Before the last bag of blood hits the floor I am out and running. Her name is Nid. She is 18. When I put my arm around her she sinks into me like water. I can smell her hair. The bottom of her braid is tickling my arm. I completely forget about my mother! The bags of blood are heating up in the sun on the dashboard and on the seat and on the floor of the truck. I have also forgotten about the mission. Nid's head is against my shoulder. My arms are weak and my hands are hot and I can feel the pain in the tops of my eyes. Up close I can see her pouty lips and feel the pelvic bone that is hot with need and with hormones. I say something to her. She says something back. The blood in the truck cab is laying in pools of bagged failure. My mind and my brain and my systems and my love for my mother have all been trumped by an Isaan woman. I know none of this. Standing on the sidewalk holding Nid's shopping bag I have forgotten all about the truck, the blood, the mission, the love. All I can think of is laying my head on Nid's stomach, or coming back into the bedroom at 3:00 in the morning and seeing the curve of her hip under the covers. I have forgotten about the truck with the open door blocking traffic, and I have forgotten about Omar the mechanic that I owe money to, and I have forgotten about the Swedish tourist donor, and I have forgotten about the doctor who is waiting for me in Bumrungrad hospital, and I have forgotten about the frail, needy, deserving old woman who is waiting for her son. One of the bags of blood ricocheted from the cooler to the window to the dashboard to the edge of the seat. The bag burst. Blood is dripping on the floor. My mother's blood. My mothers hopes for herself and belief in her son. Other bags of failure are lying unloved, forgotten–warming in the sun.

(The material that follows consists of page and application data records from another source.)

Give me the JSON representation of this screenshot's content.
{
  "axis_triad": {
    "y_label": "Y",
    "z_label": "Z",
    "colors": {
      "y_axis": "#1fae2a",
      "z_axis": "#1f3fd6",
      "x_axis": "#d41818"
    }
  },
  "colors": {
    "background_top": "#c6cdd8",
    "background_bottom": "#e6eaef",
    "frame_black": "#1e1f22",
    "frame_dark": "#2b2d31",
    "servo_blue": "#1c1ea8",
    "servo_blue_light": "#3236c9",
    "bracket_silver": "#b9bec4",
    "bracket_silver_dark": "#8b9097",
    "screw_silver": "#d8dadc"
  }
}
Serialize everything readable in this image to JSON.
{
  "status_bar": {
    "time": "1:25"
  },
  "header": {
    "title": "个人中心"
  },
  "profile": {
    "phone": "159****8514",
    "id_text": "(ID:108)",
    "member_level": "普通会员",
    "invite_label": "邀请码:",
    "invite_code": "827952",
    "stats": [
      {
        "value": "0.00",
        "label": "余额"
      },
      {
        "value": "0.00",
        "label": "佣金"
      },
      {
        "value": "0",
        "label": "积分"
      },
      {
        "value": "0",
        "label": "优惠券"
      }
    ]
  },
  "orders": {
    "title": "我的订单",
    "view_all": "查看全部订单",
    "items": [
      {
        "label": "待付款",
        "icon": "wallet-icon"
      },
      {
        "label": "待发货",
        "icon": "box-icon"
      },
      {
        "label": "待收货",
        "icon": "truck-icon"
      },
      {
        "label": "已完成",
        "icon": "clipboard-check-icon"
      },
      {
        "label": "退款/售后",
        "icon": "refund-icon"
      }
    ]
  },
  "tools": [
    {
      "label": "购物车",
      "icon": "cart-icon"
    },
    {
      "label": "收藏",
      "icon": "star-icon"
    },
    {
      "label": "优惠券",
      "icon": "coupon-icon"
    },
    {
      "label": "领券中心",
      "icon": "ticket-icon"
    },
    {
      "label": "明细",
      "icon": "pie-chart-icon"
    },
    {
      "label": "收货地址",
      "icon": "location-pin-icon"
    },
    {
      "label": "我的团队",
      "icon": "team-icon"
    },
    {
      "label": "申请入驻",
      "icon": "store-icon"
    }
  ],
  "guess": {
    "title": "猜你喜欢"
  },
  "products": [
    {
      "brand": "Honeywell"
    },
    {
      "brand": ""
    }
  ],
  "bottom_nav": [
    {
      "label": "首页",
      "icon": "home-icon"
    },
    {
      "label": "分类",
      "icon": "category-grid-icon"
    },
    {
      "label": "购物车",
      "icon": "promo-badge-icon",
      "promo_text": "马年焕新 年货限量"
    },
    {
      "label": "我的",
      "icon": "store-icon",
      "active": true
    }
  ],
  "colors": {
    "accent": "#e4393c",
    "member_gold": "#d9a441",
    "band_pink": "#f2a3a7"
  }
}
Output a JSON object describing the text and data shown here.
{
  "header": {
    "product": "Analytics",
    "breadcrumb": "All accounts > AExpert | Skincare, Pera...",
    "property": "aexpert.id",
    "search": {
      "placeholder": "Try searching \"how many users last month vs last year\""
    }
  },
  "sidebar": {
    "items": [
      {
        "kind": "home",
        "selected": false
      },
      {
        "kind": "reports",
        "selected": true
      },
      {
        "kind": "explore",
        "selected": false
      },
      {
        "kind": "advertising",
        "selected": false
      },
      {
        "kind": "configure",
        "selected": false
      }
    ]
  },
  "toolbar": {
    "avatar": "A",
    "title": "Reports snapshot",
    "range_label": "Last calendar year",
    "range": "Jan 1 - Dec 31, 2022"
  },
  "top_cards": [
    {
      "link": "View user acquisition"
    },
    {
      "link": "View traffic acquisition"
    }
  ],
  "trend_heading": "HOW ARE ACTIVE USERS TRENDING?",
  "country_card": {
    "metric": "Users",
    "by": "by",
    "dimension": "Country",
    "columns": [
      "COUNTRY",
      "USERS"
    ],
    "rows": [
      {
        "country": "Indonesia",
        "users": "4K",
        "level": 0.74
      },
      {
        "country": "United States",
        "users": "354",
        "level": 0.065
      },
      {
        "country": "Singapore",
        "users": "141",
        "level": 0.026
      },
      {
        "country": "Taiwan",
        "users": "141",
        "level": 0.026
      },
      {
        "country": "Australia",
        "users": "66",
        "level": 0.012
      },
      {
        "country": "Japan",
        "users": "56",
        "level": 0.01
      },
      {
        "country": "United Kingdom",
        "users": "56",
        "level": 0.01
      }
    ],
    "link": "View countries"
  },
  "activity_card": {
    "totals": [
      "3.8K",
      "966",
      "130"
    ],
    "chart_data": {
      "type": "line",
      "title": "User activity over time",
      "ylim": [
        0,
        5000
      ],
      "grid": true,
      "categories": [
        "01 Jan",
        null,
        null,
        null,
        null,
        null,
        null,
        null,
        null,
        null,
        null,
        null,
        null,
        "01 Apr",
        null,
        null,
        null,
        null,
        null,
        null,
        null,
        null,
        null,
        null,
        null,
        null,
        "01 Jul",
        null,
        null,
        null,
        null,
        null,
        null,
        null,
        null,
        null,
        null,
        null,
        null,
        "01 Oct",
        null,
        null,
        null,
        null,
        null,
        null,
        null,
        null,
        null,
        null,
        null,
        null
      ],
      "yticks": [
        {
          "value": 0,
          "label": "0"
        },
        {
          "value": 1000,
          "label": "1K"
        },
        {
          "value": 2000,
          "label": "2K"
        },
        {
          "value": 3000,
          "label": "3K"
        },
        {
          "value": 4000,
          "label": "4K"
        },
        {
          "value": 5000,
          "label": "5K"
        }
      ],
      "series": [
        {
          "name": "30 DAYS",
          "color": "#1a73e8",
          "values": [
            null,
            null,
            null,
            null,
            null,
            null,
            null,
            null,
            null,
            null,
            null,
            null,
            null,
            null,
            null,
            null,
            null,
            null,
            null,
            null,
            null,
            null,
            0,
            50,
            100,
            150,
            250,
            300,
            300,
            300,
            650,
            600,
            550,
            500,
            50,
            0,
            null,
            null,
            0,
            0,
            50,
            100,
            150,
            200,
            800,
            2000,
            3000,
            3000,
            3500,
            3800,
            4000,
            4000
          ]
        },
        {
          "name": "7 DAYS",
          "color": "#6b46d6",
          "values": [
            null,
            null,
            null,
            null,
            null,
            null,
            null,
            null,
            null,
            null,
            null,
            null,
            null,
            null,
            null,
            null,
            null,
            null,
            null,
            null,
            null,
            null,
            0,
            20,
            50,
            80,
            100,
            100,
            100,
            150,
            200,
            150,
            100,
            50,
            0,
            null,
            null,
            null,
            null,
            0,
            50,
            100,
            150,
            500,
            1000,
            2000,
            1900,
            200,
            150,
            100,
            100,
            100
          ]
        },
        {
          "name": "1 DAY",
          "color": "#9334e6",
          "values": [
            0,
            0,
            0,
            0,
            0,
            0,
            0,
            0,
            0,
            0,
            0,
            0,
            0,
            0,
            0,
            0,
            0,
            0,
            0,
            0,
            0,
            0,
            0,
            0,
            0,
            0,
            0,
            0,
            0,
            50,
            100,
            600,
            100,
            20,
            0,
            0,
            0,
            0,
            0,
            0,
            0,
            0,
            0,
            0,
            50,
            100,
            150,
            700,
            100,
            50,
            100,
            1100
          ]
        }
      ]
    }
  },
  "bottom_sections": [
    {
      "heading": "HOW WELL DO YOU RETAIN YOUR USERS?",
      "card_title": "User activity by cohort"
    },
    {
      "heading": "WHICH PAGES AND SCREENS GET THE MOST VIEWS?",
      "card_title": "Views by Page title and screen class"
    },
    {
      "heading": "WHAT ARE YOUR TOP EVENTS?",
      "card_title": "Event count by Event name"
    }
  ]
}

At the Beach road end of Soi 13 a prune faced, mud colored woman wrapped in rags was picking and poking for trash treasure left by vacationing farang. Bent double over the municipal trash can she could see them coming down the soi. Arm in arm. The farang with the jerky uncoordinated walk of the love stricken. The Isaan woman with the erect easy grace of the sex gifted. The Isaan woman's lips were moving. The farang was bent over listening as if Moses was receiving from God. You could have fired a pistol and the farang would not have heard it. He had been captured. The fish was in the boat. The trash picker with the fat body and the filthy clothes smiled. At the end of her life of limited options and broken dreams she hadn't forgotten about love. Sometimes love is the last thing clinging to the life raft of broken dreams after everything else has slipped away. As the couple climbed the marble steps of the AA Hotel, the farang held the heavy glass door for the woman and the trash picker smiled. Ah Thailand–Land of Love!

Standing awkwardly on the top step holding the door, the farang suddenly had the end of a spyglass picture of the last twenty minutes. With the clarity of the insane, and the savant, and the fallen: he could picture the abandoned truck, and the abandoned bags of hope, and the abandoned mission of filial duty on 2nd road. The staring trash picker across Beach road could see his lips move. She could see his lady friend look at him questioningly. But she couldn't hear what he said. But the hotel doorman heard the words. . . .

"Sorry Mom!"


Stickman's thoughts:

Submission #54 and still going strong!